Benchmarking is a frequent topic in the compliance and ethics space. It is essential to evaluate any compliance and ethics program, and the U.S. Department of Justice (DOJ) expects it. However, before jumping into a benchmarking exercise, we advise our clients to consider their goals and the best way to achieve them. Ultimately, there are benefits to benchmarking a program from both a quantitative and a qualitative view.

It's helpful to occasionally use information from surveys and other quantitative tools to compare your program's structure, size, budget, and responsibilities to other companies of like size, industry, and geographic footprint. Knowing how your program stacks up against other companies can give you a general idea of how your program might appear to regulators, including the DOJ. Generally, you don’t want your program to lag behind other, similarly situated organizations. In addition, your management team will likely want to know how your program compares to other organizations’ programs as they make resource decisions.

That said, benchmarking surveys do not provide you with actionable ideas to improve your program’s effectiveness. Learning that other companies conduct surveys of employees or have compliance ambassadors can be good to consider. However, it takes a qualitative approach to understand how to efficiently and effectively implement new ideas at your organization. You need a deeper conversation. Attending conferences where you can discuss tactics with your peers, engaging experts to provide practical suggestions given your organization’s particularities, and reaching out to other organizations to hear what they have done are all valuable ways to gain new ideas. You’ll also benefit from tips about what works and how to avoid pitfalls.
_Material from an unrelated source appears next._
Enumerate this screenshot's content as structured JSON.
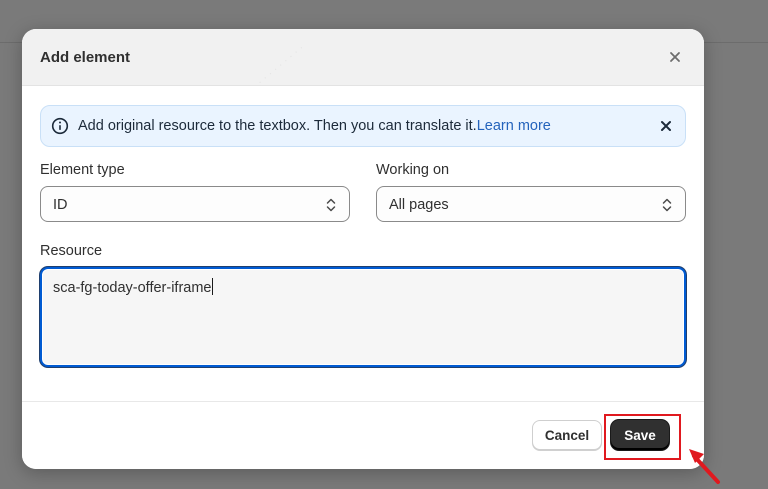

There is no question that you need qualitative benchmarking as part of the ongoing management of your compliance and ethics program – in fact, we’d very much appreciate it if you would take the time to complete Rethink’s 2023 benchmarking survey! Remember, however, that both quantitative and qualitative benchmarking have their uses. Think about what you are trying to accomplish and what you are hoping to do with the information. Answering those questions will help you decide what type of benchmarking will be most helpful for your team.